▶ [MATERIAL PROVIDED]
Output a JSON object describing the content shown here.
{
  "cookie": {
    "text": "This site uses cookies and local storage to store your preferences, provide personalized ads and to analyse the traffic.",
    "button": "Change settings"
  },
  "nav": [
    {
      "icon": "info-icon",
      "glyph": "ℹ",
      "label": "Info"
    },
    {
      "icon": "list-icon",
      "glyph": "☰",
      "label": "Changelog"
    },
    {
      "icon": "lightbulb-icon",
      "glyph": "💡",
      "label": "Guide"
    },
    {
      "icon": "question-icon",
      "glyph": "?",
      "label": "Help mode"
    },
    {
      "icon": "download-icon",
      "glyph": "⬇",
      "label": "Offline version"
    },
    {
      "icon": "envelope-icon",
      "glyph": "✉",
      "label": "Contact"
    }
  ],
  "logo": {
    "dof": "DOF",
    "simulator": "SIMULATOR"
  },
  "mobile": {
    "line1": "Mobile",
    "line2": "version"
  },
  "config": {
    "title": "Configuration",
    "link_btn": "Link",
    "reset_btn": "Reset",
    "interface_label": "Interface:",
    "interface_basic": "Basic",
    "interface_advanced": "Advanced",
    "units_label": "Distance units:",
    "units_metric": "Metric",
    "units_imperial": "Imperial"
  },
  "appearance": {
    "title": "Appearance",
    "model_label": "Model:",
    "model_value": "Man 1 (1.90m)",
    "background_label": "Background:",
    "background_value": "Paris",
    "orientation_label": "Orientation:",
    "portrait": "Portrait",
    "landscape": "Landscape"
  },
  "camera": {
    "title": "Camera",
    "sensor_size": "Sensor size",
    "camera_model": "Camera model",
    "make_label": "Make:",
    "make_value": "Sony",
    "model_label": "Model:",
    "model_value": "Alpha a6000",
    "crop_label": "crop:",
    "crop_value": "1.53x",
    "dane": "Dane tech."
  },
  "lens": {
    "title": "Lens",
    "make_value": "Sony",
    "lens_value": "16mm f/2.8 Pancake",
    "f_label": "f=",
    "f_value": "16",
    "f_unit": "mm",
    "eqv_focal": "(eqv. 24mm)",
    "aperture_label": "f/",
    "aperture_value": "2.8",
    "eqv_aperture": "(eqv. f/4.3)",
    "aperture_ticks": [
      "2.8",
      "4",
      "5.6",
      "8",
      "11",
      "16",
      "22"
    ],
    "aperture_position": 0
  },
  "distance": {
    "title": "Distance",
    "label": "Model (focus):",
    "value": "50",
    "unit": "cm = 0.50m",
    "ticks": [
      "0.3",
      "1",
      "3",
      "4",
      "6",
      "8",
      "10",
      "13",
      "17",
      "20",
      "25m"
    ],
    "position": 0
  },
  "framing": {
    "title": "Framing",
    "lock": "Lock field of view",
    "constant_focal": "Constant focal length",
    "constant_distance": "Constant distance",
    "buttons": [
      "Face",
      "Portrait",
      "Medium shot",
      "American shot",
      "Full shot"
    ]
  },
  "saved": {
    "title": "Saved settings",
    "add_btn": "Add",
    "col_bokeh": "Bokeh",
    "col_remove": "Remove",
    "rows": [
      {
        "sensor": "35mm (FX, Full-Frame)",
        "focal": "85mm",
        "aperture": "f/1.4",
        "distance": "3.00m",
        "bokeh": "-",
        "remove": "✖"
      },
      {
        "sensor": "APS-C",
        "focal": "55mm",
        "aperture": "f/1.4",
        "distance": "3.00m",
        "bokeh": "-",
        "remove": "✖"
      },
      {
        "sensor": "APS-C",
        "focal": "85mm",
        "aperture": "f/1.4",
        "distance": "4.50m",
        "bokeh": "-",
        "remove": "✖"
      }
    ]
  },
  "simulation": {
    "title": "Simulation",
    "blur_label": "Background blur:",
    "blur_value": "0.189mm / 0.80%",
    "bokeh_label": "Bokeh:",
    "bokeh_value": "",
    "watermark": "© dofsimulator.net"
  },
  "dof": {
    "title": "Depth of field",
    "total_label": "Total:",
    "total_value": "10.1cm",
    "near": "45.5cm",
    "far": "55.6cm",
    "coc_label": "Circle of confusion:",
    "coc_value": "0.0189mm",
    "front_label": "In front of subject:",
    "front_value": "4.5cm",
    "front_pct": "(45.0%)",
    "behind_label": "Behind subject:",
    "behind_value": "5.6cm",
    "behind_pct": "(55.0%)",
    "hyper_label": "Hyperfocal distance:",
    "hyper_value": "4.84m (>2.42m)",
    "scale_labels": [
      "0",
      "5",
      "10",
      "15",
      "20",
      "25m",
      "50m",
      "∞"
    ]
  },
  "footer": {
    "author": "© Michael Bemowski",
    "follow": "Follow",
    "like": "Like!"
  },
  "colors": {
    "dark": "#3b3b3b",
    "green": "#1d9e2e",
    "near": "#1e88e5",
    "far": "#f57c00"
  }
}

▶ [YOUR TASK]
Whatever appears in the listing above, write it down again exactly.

▶ [WORKED SOLUTION]
Output a JSON object describing the content shown here.
{
  "cookie": {
    "text": "This site uses cookies and local storage to store your preferences, provide personalized ads and to analyse the traffic.",
    "button": "Change settings"
  },
  "nav": [
    {
      "icon": "info-icon",
      "glyph": "ℹ",
      "label": "Info"
    },
    {
      "icon": "list-icon",
      "glyph": "☰",
      "label": "Changelog"
    },
    {
      "icon": "lightbulb-icon",
      "glyph": "💡",
      "label": "Guide"
    },
    {
      "icon": "question-icon",
      "glyph": "?",
      "label": "Help mode"
    },
    {
      "icon": "download-icon",
      "glyph": "⬇",
      "label": "Offline version"
    },
    {
      "icon": "envelope-icon",
      "glyph": "✉",
      "label": "Contact"
    }
  ],
  "logo": {
    "dof": "DOF",
    "simulator": "SIMULATOR"
  },
  "mobile": {
    "line1": "Mobile",
    "line2": "version"
  },
  "config": {
    "title": "Configuration",
    "link_btn": "Link",
    "reset_btn": "Reset",
    "interface_label": "Interface:",
    "interface_basic": "Basic",
    "interface_advanced": "Advanced",
    "units_label": "Distance units:",
    "units_metric": "Metric",
    "units_imperial": "Imperial"
  },
  "appearance": {
    "title": "Appearance",
    "model_label": "Model:",
    "model_value": "Man 1 (1.90m)",
    "background_label": "Background:",
    "background_value": "Paris",
    "orientation_label": "Orientation:",
    "portrait": "Portrait",
    "landscape": "Landscape"
  },
  "camera": {
    "title": "Camera",
    "sensor_size": "Sensor size",
    "camera_model": "Camera model",
    "make_label": "Make:",
    "make_value": "Sony",
    "model_label": "Model:",
    "model_value": "Alpha a6000",
    "crop_label": "crop:",
    "crop_value": "1.53x",
    "dane": "Dane tech."
  },
  "lens": {
    "title": "Lens",
    "make_value": "Sony",
    "lens_value": "16mm f/2.8 Pancake",
    "f_label": "f=",
    "f_value": "16",
    "f_unit": "mm",
    "eqv_focal": "(eqv. 24mm)",
    "aperture_label": "f/",
    "aperture_value": "2.8",
    "eqv_aperture": "(eqv. f/4.3)",
    "aperture_ticks": [
      "2.8",
      "4",
      "5.6",
      "8",
      "11",
      "16",
      "22"
    ],
    "aperture_position": 0
  },
  "distance": {
    "title": "Distance",
    "label": "Model (focus):",
    "value": "50",
    "unit": "cm = 0.50m",
    "ticks": [
      "0.3",
      "1",
      "3",
      "4",
      "6",
      "8",
      "10",
      "13",
      "17",
      "20",
      "25m"
    ],
    "position": 0
  },
  "framing": {
    "title": "Framing",
    "lock": "Lock field of view",
    "constant_focal": "Constant focal length",
    "constant_distance": "Constant distance",
    "buttons": [
      "Face",
      "Portrait",
      "Medium shot",
      "American shot",
      "Full shot"
    ]
  },
  "saved": {
    "title": "Saved settings",
    "add_btn": "Add",
    "col_bokeh": "Bokeh",
    "col_remove": "Remove",
    "rows": [
      {
        "sensor": "35mm (FX, Full-Frame)",
        "focal": "85mm",
        "aperture": "f/1.4",
        "distance": "3.00m",
        "bokeh": "-",
        "remove": "✖"
      },
      {
        "sensor": "APS-C",
        "focal": "55mm",
        "aperture": "f/1.4",
        "distance": "3.00m",
        "bokeh": "-",
        "remove": "✖"
      },
      {
        "sensor": "APS-C",
        "focal": "85mm",
        "aperture": "f/1.4",
        "distance": "4.50m",
        "bokeh": "-",
        "remove": "✖"
      }
    ]
  },
  "simulation": {
    "title": "Simulation",
    "blur_label": "Background blur:",
    "blur_value": "0.189mm / 0.80%",
    "bokeh_label": "Bokeh:",
    "bokeh_value": "",
    "watermark": "© dofsimulator.net"
  },
  "dof": {
    "title": "Depth of field",
    "total_label": "Total:",
    "total_value": "10.1cm",
    "near": "45.5cm",
    "far": "55.6cm",
    "coc_label": "Circle of confusion:",
    "coc_value": "0.0189mm",
    "front_label": "In front of subject:",
    "front_value": "4.5cm",
    "front_pct": "(45.0%)",
    "behind_label": "Behind subject:",
    "behind_value": "5.6cm",
    "behind_pct": "(55.0%)",
    "hyper_label": "Hyperfocal distance:",
    "hyper_value": "4.84m (>2.42m)",
    "scale_labels": [
      "0",
      "5",
      "10",
      "15",
      "20",
      "25m",
      "50m",
      "∞"
    ]
  },
  "footer": {
    "author": "© Michael Bemowski",
    "follow": "Follow",
    "like": "Like!"
  },
  "colors": {
    "dark": "#3b3b3b",
    "green": "#1d9e2e",
    "near": "#1e88e5",
    "far": "#f57c00"
  }
}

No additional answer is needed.